[Information given — start]

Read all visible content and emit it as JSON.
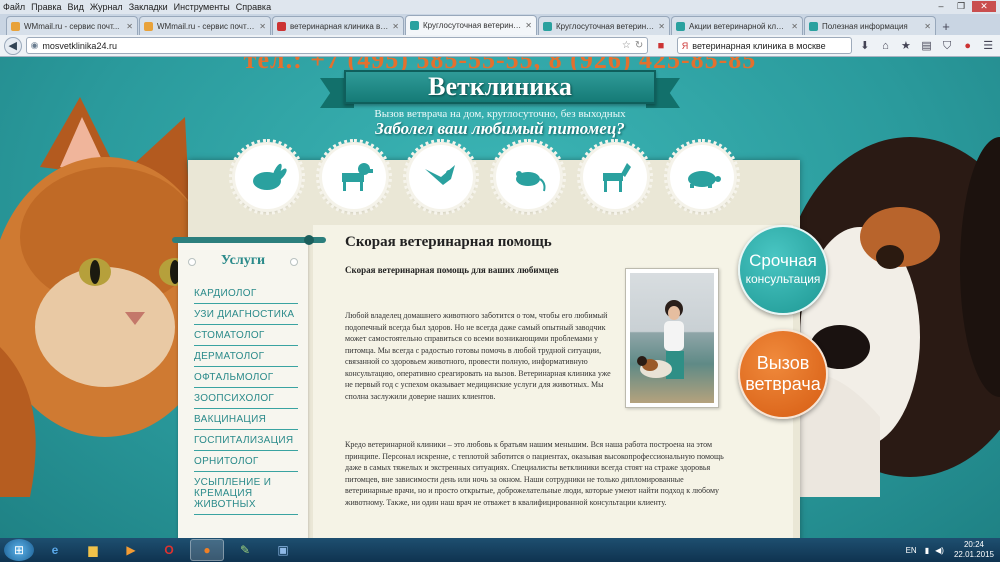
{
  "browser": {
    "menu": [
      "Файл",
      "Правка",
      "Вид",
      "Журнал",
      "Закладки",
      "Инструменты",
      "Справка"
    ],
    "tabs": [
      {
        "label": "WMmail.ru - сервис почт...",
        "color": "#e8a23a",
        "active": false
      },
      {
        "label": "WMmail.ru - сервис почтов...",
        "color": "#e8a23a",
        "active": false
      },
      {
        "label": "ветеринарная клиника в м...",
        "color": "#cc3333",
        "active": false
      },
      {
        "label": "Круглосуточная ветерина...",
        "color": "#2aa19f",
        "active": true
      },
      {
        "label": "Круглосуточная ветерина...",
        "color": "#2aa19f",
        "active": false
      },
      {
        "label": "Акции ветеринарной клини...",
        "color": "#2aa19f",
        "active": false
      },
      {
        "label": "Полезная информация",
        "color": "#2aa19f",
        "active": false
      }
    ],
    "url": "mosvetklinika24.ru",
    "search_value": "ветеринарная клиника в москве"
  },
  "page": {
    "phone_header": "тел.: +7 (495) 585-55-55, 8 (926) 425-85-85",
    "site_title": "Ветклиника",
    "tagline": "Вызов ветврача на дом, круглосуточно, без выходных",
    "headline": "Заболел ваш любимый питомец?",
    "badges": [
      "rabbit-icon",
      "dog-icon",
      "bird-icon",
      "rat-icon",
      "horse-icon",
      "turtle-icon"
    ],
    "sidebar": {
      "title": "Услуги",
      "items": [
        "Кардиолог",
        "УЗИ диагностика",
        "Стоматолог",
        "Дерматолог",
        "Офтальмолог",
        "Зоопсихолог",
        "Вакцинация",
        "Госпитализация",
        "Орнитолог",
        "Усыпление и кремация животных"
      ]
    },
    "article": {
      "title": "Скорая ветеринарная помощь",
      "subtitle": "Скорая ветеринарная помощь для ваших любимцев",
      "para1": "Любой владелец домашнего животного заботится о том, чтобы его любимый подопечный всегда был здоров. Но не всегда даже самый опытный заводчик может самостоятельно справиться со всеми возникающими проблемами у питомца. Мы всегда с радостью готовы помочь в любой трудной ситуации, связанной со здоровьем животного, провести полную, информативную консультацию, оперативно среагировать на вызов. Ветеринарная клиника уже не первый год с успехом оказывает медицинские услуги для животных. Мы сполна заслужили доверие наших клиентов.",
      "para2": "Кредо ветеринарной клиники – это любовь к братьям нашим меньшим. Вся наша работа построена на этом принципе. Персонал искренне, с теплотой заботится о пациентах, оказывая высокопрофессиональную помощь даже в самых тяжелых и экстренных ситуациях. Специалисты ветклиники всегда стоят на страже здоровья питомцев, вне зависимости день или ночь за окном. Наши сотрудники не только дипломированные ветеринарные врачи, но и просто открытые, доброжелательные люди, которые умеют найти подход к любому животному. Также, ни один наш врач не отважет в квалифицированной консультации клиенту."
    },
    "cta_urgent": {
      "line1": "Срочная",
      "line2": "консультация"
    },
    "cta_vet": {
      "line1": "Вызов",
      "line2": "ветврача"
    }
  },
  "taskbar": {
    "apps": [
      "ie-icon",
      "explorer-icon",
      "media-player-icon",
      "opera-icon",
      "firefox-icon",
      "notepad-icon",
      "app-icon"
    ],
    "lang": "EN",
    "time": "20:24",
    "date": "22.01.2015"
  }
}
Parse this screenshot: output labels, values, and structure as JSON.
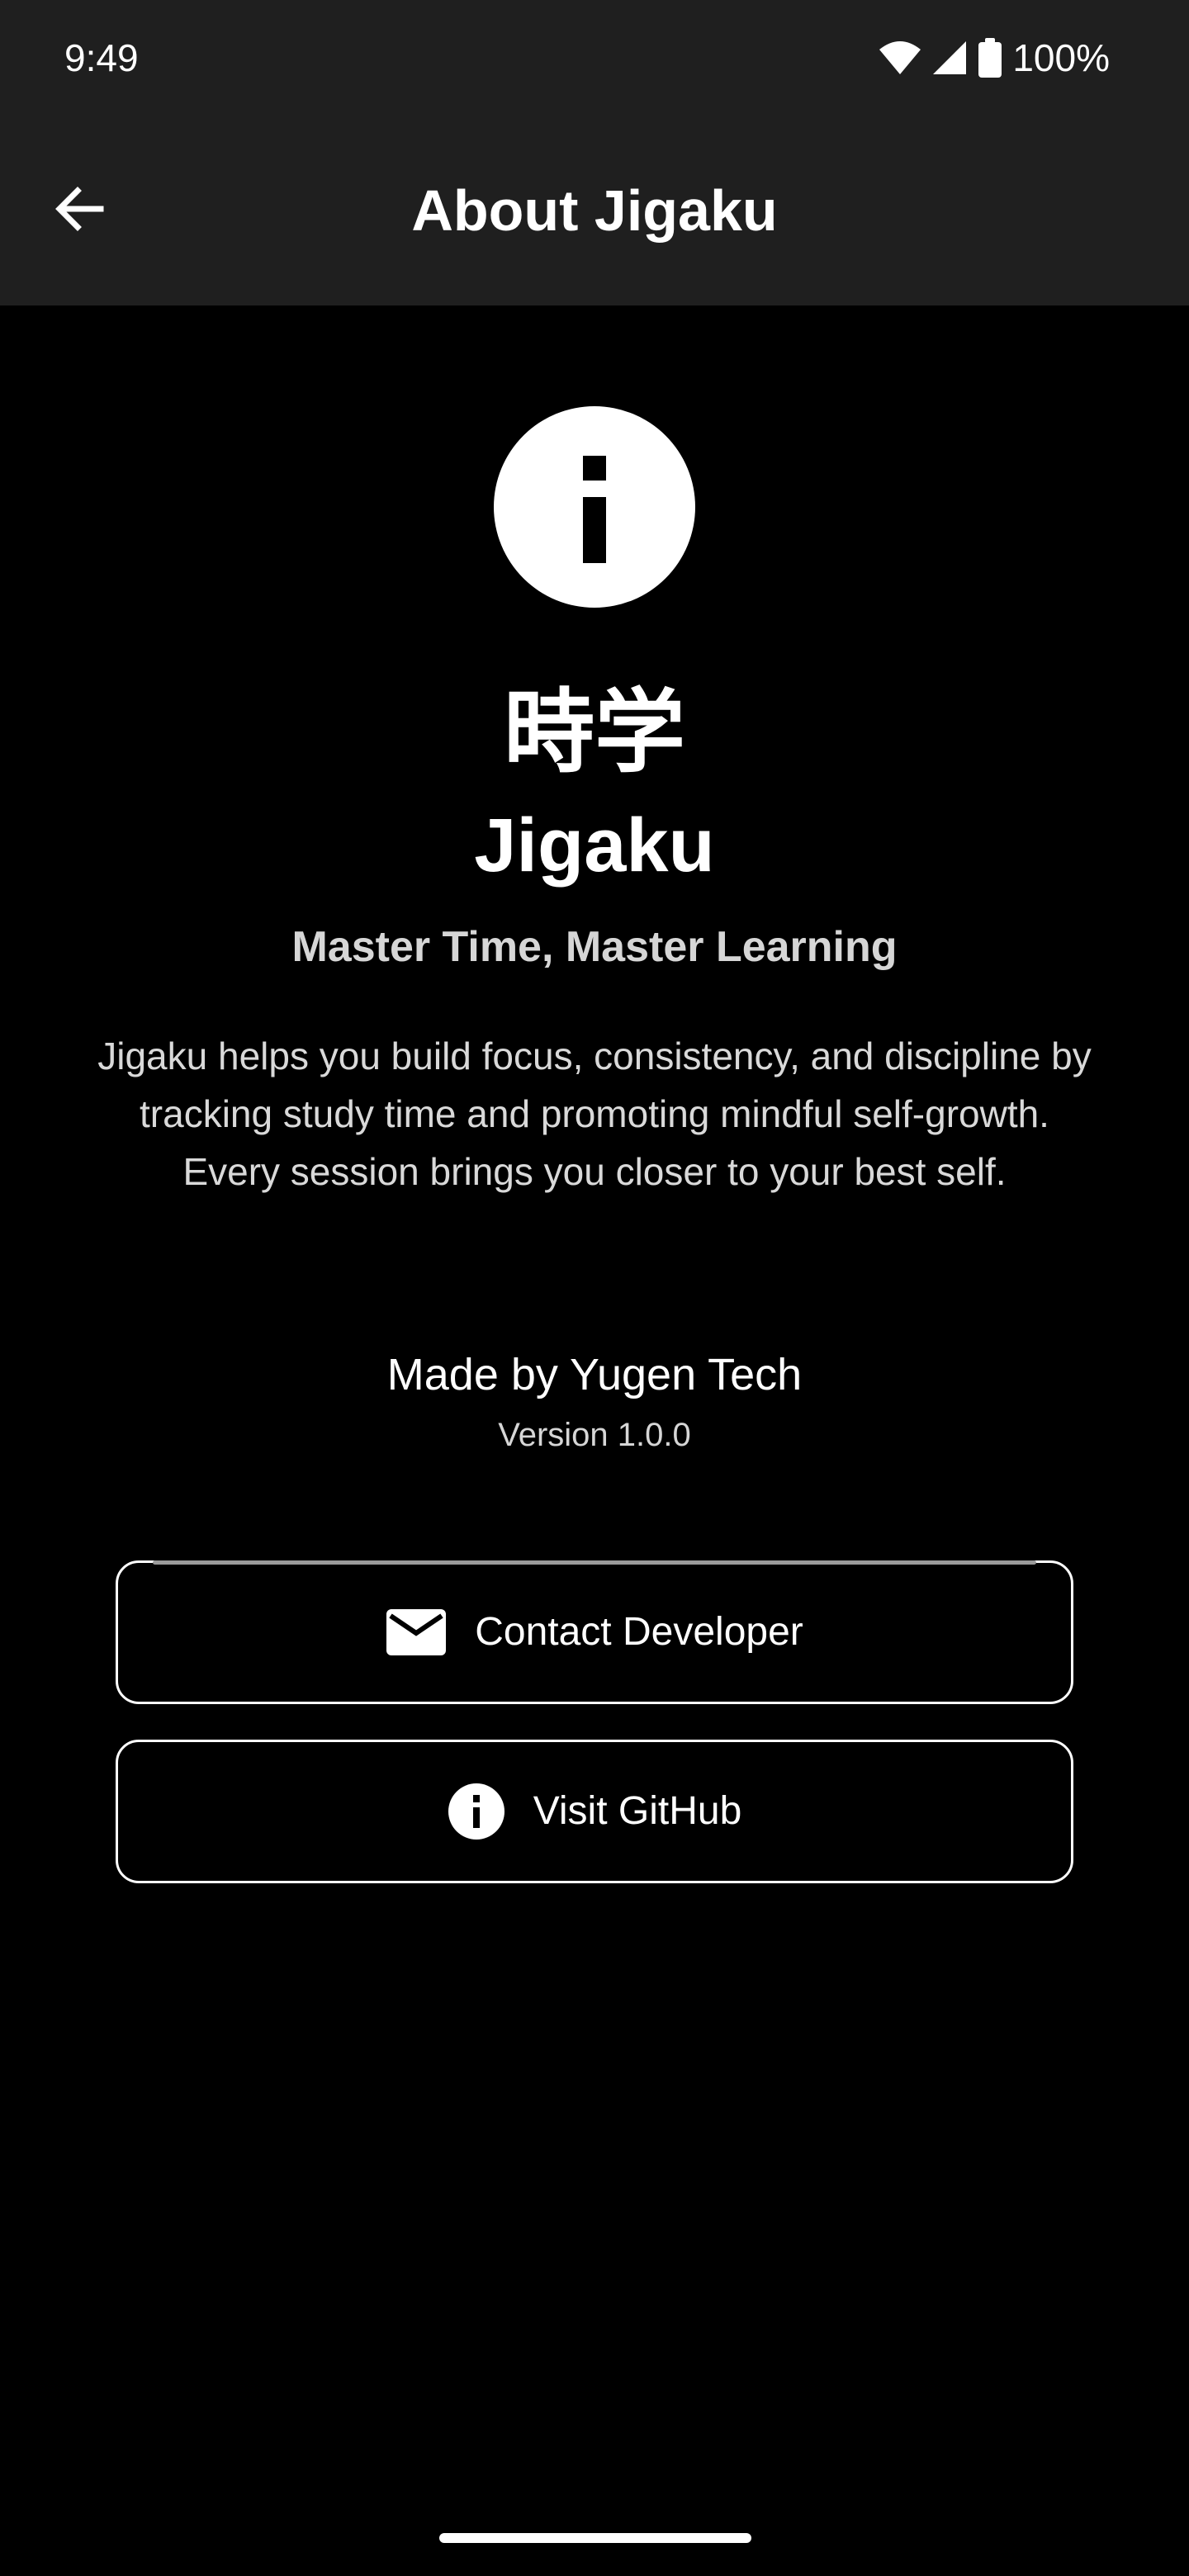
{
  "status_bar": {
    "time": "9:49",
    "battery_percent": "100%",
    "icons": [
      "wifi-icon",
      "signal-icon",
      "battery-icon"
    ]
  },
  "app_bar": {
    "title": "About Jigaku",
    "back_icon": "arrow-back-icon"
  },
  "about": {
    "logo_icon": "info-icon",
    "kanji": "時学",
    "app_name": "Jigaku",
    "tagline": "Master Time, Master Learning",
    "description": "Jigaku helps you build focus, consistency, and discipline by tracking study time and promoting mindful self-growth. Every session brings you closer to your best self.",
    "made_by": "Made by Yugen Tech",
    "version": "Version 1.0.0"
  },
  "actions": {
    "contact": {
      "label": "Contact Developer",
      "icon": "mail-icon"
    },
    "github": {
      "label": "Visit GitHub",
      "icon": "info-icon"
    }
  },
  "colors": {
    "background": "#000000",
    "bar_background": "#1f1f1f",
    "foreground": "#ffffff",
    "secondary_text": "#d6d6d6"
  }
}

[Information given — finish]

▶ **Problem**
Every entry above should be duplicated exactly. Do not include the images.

▶ **Output for this task**
Read all visible content and emit it as JSON.
{
  "browser": {
    "menu": [
      "Файл",
      "Правка",
      "Вид",
      "Журнал",
      "Закладки",
      "Инструменты",
      "Справка"
    ],
    "tabs": [
      {
        "label": "WMmail.ru - сервис почт...",
        "color": "#e8a23a",
        "active": false
      },
      {
        "label": "WMmail.ru - сервис почтов...",
        "color": "#e8a23a",
        "active": false
      },
      {
        "label": "ветеринарная клиника в м...",
        "color": "#cc3333",
        "active": false
      },
      {
        "label": "Круглосуточная ветерина...",
        "color": "#2aa19f",
        "active": true
      },
      {
        "label": "Круглосуточная ветерина...",
        "color": "#2aa19f",
        "active": false
      },
      {
        "label": "Акции ветеринарной клини...",
        "color": "#2aa19f",
        "active": false
      },
      {
        "label": "Полезная информация",
        "color": "#2aa19f",
        "active": false
      }
    ],
    "url": "mosvetklinika24.ru",
    "search_value": "ветеринарная клиника в москве"
  },
  "page": {
    "phone_header": "тел.: +7 (495) 585-55-55, 8 (926) 425-85-85",
    "site_title": "Ветклиника",
    "tagline": "Вызов ветврача на дом, круглосуточно, без выходных",
    "headline": "Заболел ваш любимый питомец?",
    "badges": [
      "rabbit-icon",
      "dog-icon",
      "bird-icon",
      "rat-icon",
      "horse-icon",
      "turtle-icon"
    ],
    "sidebar": {
      "title": "Услуги",
      "items": [
        "Кардиолог",
        "УЗИ диагностика",
        "Стоматолог",
        "Дерматолог",
        "Офтальмолог",
        "Зоопсихолог",
        "Вакцинация",
        "Госпитализация",
        "Орнитолог",
        "Усыпление и кремация животных"
      ]
    },
    "article": {
      "title": "Скорая ветеринарная помощь",
      "subtitle": "Скорая ветеринарная помощь для ваших любимцев",
      "para1": "Любой владелец домашнего животного заботится о том, чтобы его любимый подопечный всегда был здоров. Но не всегда даже самый опытный заводчик может самостоятельно справиться со всеми возникающими проблемами у питомца. Мы всегда с радостью готовы помочь в любой трудной ситуации, связанной со здоровьем животного, провести полную, информативную консультацию, оперативно среагировать на вызов. Ветеринарная клиника уже не первый год с успехом оказывает медицинские услуги для животных. Мы сполна заслужили доверие наших клиентов.",
      "para2": "Кредо ветеринарной клиники – это любовь к братьям нашим меньшим. Вся наша работа построена на этом принципе. Персонал искренне, с теплотой заботится о пациентах, оказывая высокопрофессиональную помощь даже в самых тяжелых и экстренных ситуациях. Специалисты ветклиники всегда стоят на страже здоровья питомцев, вне зависимости день или ночь за окном. Наши сотрудники не только дипломированные ветеринарные врачи, но и просто открытые, доброжелательные люди, которые умеют найти подход к любому животному. Также, ни один наш врач не отважет в квалифицированной консультации клиенту."
    },
    "cta_urgent": {
      "line1": "Срочная",
      "line2": "консультация"
    },
    "cta_vet": {
      "line1": "Вызов",
      "line2": "ветврача"
    }
  },
  "taskbar": {
    "apps": [
      "ie-icon",
      "explorer-icon",
      "media-player-icon",
      "opera-icon",
      "firefox-icon",
      "notepad-icon",
      "app-icon"
    ],
    "lang": "EN",
    "time": "20:24",
    "date": "22.01.2015"
  }
}
Parse this screenshot: output labels, values, and structure as JSON.
{
  "status_bar": {
    "time": "9:49",
    "battery_percent": "100%",
    "icons": [
      "wifi-icon",
      "signal-icon",
      "battery-icon"
    ]
  },
  "app_bar": {
    "title": "About Jigaku",
    "back_icon": "arrow-back-icon"
  },
  "about": {
    "logo_icon": "info-icon",
    "kanji": "時学",
    "app_name": "Jigaku",
    "tagline": "Master Time, Master Learning",
    "description": "Jigaku helps you build focus, consistency, and discipline by tracking study time and promoting mindful self-growth. Every session brings you closer to your best self.",
    "made_by": "Made by Yugen Tech",
    "version": "Version 1.0.0"
  },
  "actions": {
    "contact": {
      "label": "Contact Developer",
      "icon": "mail-icon"
    },
    "github": {
      "label": "Visit GitHub",
      "icon": "info-icon"
    }
  },
  "colors": {
    "background": "#000000",
    "bar_background": "#1f1f1f",
    "foreground": "#ffffff",
    "secondary_text": "#d6d6d6"
  }
}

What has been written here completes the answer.